Viktor Frankl is trying to find the meaning of life. More specifically, he wants to define why we keep persevering when tragedy arises. Tragic optimism is his answer; “to face death, guilt, and pain with understanding and positivity,” (Frankl 1). When life gets us down, it often comes from a feeling of meaninglessness, but Frankl knows that there is meaning in every situation, even the most miserable. He thinks that meaninglessness is just a thought process, “we have enough to live by, but not enough to live for,” (Frankl 2). It is in our response to the hardships, the hardship itself, and the attitude we employ, where meaning is found.
Without suffering, there is no growth. Overcoming what Frankl defines as the, “tragic triad”: pain, guilt, and death, requires the right mentality. We are not responsible for what nature brings to our life, only our reactions to it. To live a life obsessed over what is not in our control is no life at all. To view death as a reason for life allows us to make the best possible use of each moment of our lives. “Live as you were living for the second time and had acted as wrongly the first time as you were about to act now,” (Frankl 7).
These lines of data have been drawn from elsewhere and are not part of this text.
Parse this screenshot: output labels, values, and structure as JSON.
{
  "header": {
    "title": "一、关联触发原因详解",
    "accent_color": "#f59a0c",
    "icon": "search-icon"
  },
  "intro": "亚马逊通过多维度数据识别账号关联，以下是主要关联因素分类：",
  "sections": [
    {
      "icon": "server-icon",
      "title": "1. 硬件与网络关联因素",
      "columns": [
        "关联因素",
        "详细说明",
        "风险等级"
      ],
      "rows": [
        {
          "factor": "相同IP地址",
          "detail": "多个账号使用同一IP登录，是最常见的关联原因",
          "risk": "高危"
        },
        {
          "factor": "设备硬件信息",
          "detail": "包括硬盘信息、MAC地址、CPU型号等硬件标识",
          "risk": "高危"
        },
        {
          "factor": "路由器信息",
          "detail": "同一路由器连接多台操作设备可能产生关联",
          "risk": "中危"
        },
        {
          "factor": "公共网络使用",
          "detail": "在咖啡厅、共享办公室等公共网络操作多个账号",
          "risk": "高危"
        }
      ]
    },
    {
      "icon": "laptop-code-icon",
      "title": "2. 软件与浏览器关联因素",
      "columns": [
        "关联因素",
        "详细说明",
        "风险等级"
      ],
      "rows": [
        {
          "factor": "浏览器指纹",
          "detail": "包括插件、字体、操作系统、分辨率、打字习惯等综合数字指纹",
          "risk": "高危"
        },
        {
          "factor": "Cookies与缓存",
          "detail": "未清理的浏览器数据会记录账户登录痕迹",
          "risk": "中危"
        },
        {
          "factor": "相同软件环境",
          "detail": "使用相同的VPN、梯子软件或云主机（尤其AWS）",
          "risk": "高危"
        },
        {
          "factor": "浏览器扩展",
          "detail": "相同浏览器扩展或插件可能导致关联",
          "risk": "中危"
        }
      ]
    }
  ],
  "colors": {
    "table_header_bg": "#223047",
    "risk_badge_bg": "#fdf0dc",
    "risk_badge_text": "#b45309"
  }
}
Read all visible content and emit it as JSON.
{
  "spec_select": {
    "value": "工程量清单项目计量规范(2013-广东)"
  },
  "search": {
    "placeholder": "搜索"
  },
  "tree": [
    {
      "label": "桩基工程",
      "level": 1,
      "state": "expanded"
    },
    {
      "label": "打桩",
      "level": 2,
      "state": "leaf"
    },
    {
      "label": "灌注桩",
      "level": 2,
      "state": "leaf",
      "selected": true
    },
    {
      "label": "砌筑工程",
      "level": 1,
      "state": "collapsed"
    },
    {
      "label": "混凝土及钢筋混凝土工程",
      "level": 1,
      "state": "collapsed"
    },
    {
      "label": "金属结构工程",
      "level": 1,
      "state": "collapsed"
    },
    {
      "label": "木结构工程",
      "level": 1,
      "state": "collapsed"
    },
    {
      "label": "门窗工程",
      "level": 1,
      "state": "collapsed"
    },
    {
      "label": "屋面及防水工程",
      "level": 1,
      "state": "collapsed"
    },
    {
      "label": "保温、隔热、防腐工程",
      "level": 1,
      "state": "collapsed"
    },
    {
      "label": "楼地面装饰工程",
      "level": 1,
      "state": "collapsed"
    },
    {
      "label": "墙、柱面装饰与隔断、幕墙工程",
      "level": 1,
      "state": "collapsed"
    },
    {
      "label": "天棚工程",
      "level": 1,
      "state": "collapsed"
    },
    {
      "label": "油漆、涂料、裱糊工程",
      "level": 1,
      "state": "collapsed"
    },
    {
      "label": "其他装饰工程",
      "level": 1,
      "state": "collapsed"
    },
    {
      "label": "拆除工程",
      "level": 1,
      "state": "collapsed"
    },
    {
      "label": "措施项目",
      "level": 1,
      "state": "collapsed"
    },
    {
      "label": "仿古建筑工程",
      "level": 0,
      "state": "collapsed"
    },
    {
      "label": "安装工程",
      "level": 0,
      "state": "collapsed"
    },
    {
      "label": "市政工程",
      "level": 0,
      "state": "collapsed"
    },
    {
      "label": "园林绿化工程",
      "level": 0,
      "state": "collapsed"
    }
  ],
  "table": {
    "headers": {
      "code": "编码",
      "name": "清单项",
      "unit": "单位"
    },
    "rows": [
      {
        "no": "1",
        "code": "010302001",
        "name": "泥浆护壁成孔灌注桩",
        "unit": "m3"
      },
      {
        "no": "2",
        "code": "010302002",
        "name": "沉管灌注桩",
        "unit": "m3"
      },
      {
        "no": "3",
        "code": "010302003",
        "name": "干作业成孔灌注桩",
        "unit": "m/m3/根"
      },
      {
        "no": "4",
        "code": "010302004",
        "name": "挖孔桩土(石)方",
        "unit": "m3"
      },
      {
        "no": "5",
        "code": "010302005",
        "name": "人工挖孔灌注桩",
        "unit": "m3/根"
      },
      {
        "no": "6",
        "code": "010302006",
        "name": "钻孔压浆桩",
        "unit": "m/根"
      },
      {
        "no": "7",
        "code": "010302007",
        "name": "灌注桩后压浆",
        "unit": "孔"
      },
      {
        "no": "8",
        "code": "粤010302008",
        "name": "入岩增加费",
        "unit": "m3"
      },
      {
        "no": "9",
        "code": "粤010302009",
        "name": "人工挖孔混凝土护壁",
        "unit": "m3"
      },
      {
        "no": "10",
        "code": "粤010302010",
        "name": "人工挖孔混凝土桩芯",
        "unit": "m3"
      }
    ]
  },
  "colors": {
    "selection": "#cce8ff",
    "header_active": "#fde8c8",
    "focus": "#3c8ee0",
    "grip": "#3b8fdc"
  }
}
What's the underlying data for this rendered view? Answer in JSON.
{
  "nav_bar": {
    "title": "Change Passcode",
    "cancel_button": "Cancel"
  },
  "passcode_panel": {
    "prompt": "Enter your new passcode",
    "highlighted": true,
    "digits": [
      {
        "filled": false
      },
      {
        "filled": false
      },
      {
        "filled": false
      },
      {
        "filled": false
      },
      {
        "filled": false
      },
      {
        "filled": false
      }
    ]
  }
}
Our struggle to find meaning is apparent in our pity for the elderly. Instead of thinking of the lack of possibilities and opportunities of the future, think of the realities of their past. “The potentialities they have actualized, the meanings they have fulfilled, and the values they have realized,” (Frankl 7). This example ties to Frankl’s thesis expertly. With a change of mindset, the meanings of our experiences change. Frankl says that for the youth, the reason for their being is the possibilities of the future, and for the elderly it is for the assets from the past. Our usefulness isn’t dictated by our current state. Time is just a distance, to view the old as less valuable is to blur the lines of value from dignity and value from usefulness. What we once were may be no more, but it doesn’t take away the fact that we once were. To give more value to those who may be but have never been, is a mistake.
I’ve come to understand that we are in constant search of a reason for action, existence, and meaning. We search for it in comparisons and through the actualization of beliefs. Meaninglessness comes from doubting that there is a reason at all. We ask, “what is the point of doing anything if we are all going to die anyway?” In the asking of the question, lies the answer. The question is the answer. The purpose of life is to ask the question. Our humanity comes from the asking in itself. We are not searching for happiness; instead a reason to be happy. Whether it be creation, experience, or attitude, we must do everything in our power to face tragedy with optimism.
Frankl, Viktor E. “The Case for a Tragic Optimism” (postscript to Man’s Search for Meaning).
New York: Simon & Schuster, 1984.